**INPUT MATERIAL:**
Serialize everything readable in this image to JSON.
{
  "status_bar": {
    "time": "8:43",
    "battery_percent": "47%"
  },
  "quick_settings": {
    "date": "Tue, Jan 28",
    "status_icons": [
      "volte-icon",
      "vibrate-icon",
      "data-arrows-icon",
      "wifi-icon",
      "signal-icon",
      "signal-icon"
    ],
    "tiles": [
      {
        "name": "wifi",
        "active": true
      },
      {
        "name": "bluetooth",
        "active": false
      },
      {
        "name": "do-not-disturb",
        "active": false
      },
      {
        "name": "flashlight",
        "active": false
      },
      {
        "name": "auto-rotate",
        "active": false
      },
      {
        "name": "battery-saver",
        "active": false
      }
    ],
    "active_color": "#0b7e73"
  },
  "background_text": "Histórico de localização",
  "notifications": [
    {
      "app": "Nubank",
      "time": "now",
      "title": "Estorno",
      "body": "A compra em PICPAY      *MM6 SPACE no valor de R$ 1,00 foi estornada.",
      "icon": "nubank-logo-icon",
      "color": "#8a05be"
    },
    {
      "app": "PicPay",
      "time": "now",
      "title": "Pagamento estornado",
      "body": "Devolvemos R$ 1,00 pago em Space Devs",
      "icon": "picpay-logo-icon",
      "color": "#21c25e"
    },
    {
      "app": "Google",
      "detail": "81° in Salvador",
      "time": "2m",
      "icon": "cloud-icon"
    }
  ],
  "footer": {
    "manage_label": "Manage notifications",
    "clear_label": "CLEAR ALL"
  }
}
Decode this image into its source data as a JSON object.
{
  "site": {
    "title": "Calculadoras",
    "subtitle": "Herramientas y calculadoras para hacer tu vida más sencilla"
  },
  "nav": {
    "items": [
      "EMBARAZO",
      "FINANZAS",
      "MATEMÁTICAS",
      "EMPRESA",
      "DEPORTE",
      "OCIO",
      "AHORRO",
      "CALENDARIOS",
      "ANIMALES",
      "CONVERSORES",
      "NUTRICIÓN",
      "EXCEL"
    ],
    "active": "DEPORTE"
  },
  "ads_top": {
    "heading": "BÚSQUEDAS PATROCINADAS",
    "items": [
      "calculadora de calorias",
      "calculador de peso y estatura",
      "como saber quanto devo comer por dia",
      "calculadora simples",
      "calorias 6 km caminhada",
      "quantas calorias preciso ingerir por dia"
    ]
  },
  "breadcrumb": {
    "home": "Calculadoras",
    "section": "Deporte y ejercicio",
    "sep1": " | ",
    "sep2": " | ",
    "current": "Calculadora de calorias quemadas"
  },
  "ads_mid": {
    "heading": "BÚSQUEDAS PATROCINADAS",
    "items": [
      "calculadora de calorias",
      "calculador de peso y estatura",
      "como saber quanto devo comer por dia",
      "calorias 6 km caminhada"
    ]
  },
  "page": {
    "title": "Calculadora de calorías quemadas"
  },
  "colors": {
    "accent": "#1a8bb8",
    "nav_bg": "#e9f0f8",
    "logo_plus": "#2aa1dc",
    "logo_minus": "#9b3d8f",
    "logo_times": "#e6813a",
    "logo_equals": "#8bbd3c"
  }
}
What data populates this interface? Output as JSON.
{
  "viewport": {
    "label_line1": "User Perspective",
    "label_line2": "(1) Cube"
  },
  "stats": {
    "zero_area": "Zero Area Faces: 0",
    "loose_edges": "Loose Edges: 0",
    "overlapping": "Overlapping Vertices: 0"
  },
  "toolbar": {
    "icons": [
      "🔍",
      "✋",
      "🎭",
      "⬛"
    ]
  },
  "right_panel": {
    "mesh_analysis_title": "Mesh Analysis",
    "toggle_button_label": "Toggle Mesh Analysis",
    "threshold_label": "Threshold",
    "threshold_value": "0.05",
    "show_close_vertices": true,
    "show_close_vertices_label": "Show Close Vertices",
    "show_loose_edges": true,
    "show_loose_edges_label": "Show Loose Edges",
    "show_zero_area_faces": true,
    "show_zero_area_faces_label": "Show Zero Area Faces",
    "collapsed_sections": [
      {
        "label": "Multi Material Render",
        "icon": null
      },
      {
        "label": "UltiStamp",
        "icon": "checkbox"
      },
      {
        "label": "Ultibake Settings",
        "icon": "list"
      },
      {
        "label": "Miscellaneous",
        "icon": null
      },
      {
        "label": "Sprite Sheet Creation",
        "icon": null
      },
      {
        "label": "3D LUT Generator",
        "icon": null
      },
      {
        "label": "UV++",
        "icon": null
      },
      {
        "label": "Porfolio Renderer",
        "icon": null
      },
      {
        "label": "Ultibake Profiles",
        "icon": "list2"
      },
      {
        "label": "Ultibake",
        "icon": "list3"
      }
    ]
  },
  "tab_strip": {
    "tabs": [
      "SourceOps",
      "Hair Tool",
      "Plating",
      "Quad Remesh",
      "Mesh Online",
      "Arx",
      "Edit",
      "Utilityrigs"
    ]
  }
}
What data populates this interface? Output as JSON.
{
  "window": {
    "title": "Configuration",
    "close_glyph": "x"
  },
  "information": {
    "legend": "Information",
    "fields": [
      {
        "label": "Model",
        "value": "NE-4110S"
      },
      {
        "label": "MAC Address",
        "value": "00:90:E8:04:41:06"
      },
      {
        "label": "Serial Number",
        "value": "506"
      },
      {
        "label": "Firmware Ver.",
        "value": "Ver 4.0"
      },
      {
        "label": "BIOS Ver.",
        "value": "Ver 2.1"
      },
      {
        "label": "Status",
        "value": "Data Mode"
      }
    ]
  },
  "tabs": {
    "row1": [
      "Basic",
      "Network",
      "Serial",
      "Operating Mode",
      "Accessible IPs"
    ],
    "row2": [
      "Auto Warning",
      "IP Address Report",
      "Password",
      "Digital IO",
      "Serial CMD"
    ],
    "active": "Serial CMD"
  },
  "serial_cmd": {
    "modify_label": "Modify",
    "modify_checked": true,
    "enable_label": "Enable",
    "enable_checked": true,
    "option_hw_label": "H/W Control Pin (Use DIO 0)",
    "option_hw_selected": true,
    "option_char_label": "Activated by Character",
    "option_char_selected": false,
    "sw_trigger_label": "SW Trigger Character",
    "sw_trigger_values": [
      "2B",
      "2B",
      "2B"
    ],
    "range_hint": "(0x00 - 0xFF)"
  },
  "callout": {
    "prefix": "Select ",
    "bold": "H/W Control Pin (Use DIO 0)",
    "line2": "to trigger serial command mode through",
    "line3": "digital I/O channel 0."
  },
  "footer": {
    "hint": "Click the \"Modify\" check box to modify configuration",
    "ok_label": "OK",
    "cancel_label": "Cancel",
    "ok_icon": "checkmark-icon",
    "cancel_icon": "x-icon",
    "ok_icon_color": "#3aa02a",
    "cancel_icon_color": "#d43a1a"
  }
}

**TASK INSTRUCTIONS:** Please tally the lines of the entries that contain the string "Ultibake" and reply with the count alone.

**FINISHED TASK:** 3